  4. Commits all files in a new commit titled Release v#.#.#
  5. Tags the commit v#.#.#

The release process follows Semantic Versioning principles.

Adding All Release Tasks

By default, the patternpack:release task does a patch (i.e., v1.0.x) release. To enable minor, and major releases you'll have to modify your gruntfile.js to include those tasks:

module.exports = function (grunt) {
    patternpack: {
      run: {},
      build: {},
      release: {},
      "release-patch": {},
      "release-minor": {},
      "release-major": {}


  grunt.registerTask('default', ['patternpack:run']);

The three new tasks, patternpack:release-patch, patternpack:release-minor, patternpack:release-major can be run to increment the desired version.

Creating a Release

Before running the command, you'll want a clean working copy (i.e., no uncommitted changes) since the release tasks will stage and commit all files (it runs the equivalent of git add . && git commit).

Once you run the command, you'll want to review all your changes in the new commit to ensure all your intended changes are in there. Your release files show up in the folder configured with options.release) (./dist by default).

Once you're ready to push, you'll need to push your commit and tags: git push --folow-tags. At this point, your changes are published, versioned, and ready to be consumed by one or more applications.
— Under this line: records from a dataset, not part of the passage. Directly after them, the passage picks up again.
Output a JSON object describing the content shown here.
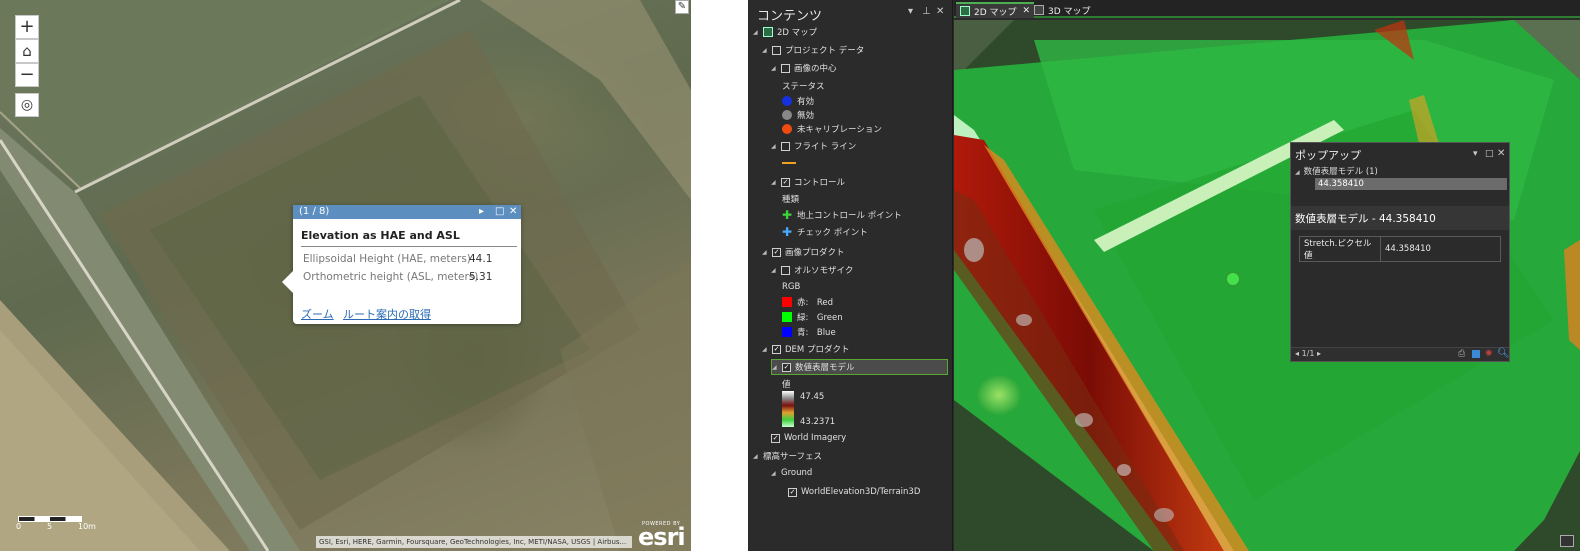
{
  "web_map": {
    "zoom_in": "+",
    "zoom_out": "−",
    "home": "⌂",
    "locate": "◎",
    "popup": {
      "counter": "(1 / 8)",
      "title": "Elevation as HAE and ASL",
      "fields": [
        {
          "label": "Ellipsoidal Height (HAE, meters)",
          "value": "44.1"
        },
        {
          "label": "Orthometric height (ASL, meters)",
          "value": "5.31"
        }
      ],
      "zoom_link": "ズーム",
      "directions_link": "ルート案内の取得"
    },
    "scale": {
      "left": "0",
      "mid": "5",
      "right": "10m"
    },
    "attribution": "GSI, Esri, HERE, Garmin, Foursquare, GeoTechnologies, Inc, METI/NASA, USGS | Airbus...",
    "logo": {
      "powered": "POWERED BY",
      "name": "esri"
    }
  },
  "pro": {
    "contents": {
      "title": "コンテンツ",
      "items": {
        "map2d": "2D マップ",
        "project_data": "プロジェクト データ",
        "image_centers": "画像の中心",
        "status": "ステータス",
        "valid": "有効",
        "invalid": "無効",
        "uncalibrated": "未キャリブレーション",
        "flight_lines": "フライト ライン",
        "control": "コントロール",
        "type": "種類",
        "gcp": "地上コントロール ポイント",
        "checkpoint": "チェック ポイント",
        "image_products": "画像プロダクト",
        "ortho": "オルソモザイク",
        "rgb": "RGB",
        "red": "赤:　Red",
        "green": "緑:　Green",
        "blue": "青:　Blue",
        "dem_products": "DEM プロダクト",
        "dsm": "数値表層モデル",
        "value": "値",
        "val_high": "47.45",
        "val_low": "43.2371",
        "world_imagery": "World Imagery",
        "elevation_surfaces": "標高サーフェス",
        "ground": "Ground",
        "terrain": "WorldElevation3D/Terrain3D"
      }
    },
    "tabs": [
      "2D マップ",
      "3D マップ"
    ],
    "popup": {
      "title": "ポップアップ",
      "layer": "数値表層モデル (1)",
      "selected": "44.358410",
      "feature_title": "数値表層モデル - 44.358410",
      "field_name": "Stretch.ピクセル値",
      "field_value": "44.358410",
      "page": "1/1"
    }
  }
}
So creating a release is as simple as:

$ git status
$ grunt release
$ git push --folow-tags

Integrating PatternPack With Your Application(s)

One of PatternPack's most powerful features is to extract the styles from your application, house them in a central repository, and then have one or multiple applications take a dependency on those styles.
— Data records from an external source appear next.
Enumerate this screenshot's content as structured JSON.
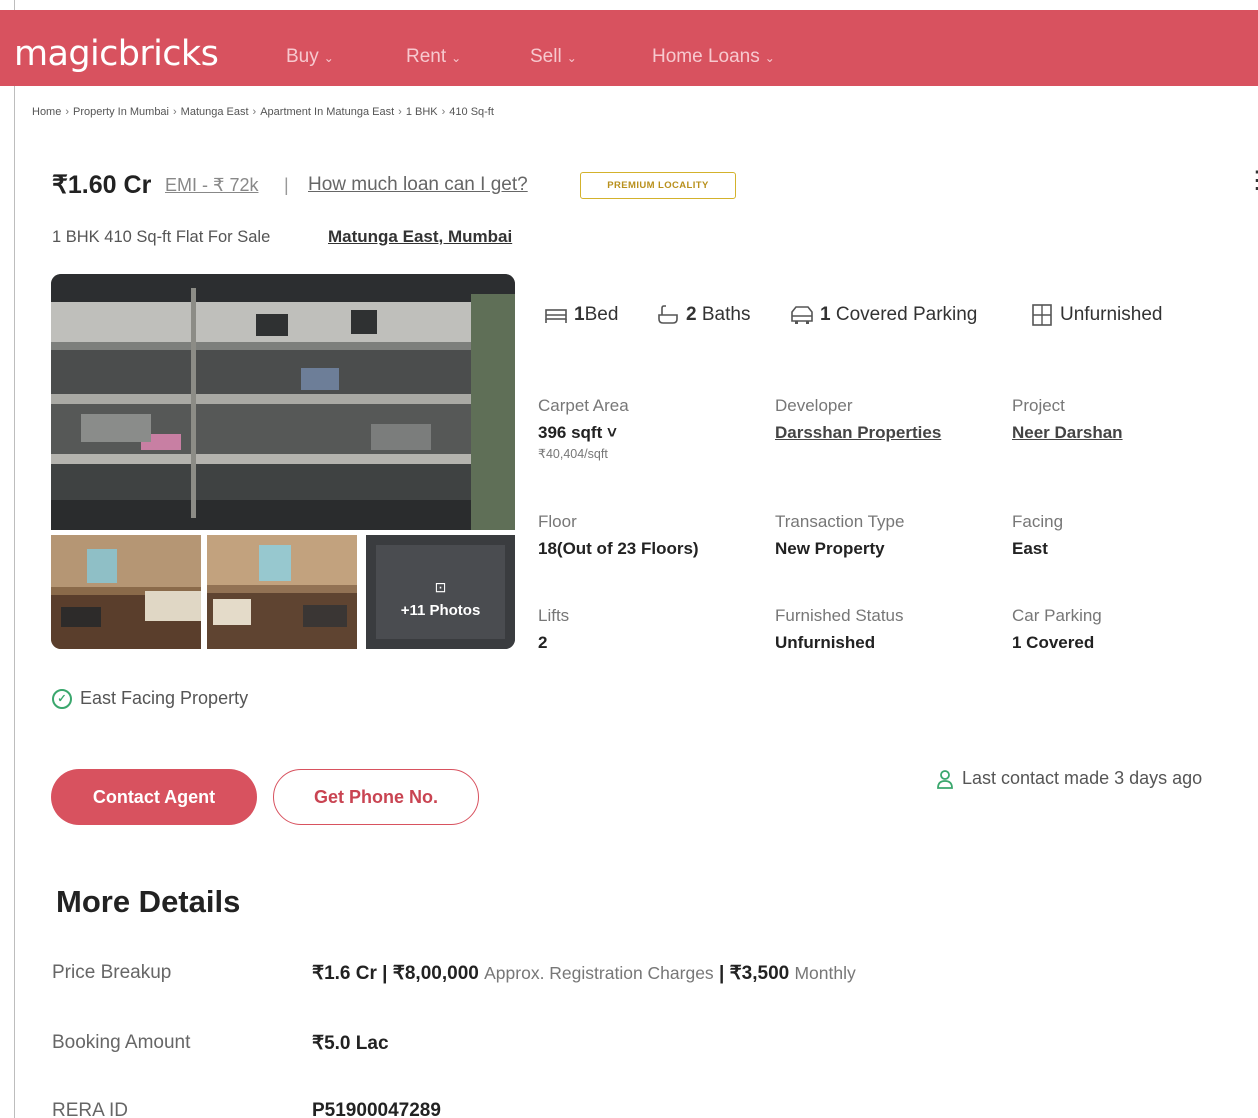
{
  "header": {
    "logo": "magicbricks",
    "nav": [
      {
        "label": "Buy"
      },
      {
        "label": "Rent"
      },
      {
        "label": "Sell"
      },
      {
        "label": "Home Loans"
      }
    ]
  },
  "breadcrumb": [
    "Home",
    "Property In Mumbai",
    "Matunga East",
    "Apartment In Matunga East",
    "1 BHK",
    "410 Sq-ft"
  ],
  "listing": {
    "price": "₹1.60 Cr",
    "emi": "EMI - ₹ 72k",
    "loan_link": "How much loan can I get?",
    "premium_badge": "PREMIUM LOCALITY",
    "subtitle": "1 BHK 410 Sq-ft Flat For Sale",
    "locality": "Matunga East, Mumbai"
  },
  "gallery": {
    "more_photos": "+11 Photos"
  },
  "amenities": {
    "bed_num": "1",
    "bed_label": "Bed",
    "bath_num": "2",
    "bath_label": "Baths",
    "parking_num": "1",
    "parking_label": "Covered Parking",
    "furnishing": "Unfurnished"
  },
  "specs": {
    "carpet_area_label": "Carpet Area",
    "carpet_area_value": "396 sqft ˅",
    "carpet_area_rate": "₹40,404/sqft",
    "developer_label": "Developer",
    "developer_value": "Darsshan Properties",
    "project_label": "Project",
    "project_value": "Neer Darshan",
    "floor_label": "Floor",
    "floor_value": "18(Out of 23 Floors)",
    "transaction_label": "Transaction Type",
    "transaction_value": "New Property",
    "facing_label": "Facing",
    "facing_value": "East",
    "lifts_label": "Lifts",
    "lifts_value": "2",
    "furnished_label": "Furnished Status",
    "furnished_value": "Unfurnished",
    "car_parking_label": "Car Parking",
    "car_parking_value": "1 Covered"
  },
  "highlight": "East Facing Property",
  "actions": {
    "contact_agent": "Contact Agent",
    "get_phone": "Get Phone No.",
    "last_contact": "Last contact made 3 days ago"
  },
  "more_details": {
    "title": "More Details",
    "price_breakup_label": "Price Breakup",
    "price_breakup_price": "₹1.6 Cr",
    "price_breakup_reg": "₹8,00,000",
    "price_breakup_reg_note": "Approx. Registration Charges",
    "price_breakup_monthly": "₹3,500",
    "price_breakup_monthly_note": "Monthly",
    "booking_label": "Booking Amount",
    "booking_value": "₹5.0 Lac",
    "rera_label": "RERA ID",
    "rera_value": "P51900047289"
  },
  "colors": {
    "brand": "#d8525f",
    "premium": "#d3b22c",
    "success": "#3aa76d"
  }
}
PatternPack builds an npm or bower compatible project, so integrating your pattern library is as simple as npm install my-awesome-pattern-library.

If you don't want to publish your library as a public NPM package, you have a few options:

Once you've installed your library, you can simply point your project to the generated CSS file inside your node_modules or bower_components. Be sure to use the file inside the dist/ directory. You might even consider using a .npmignore to exclude your source and build folders from an npm or bower installation.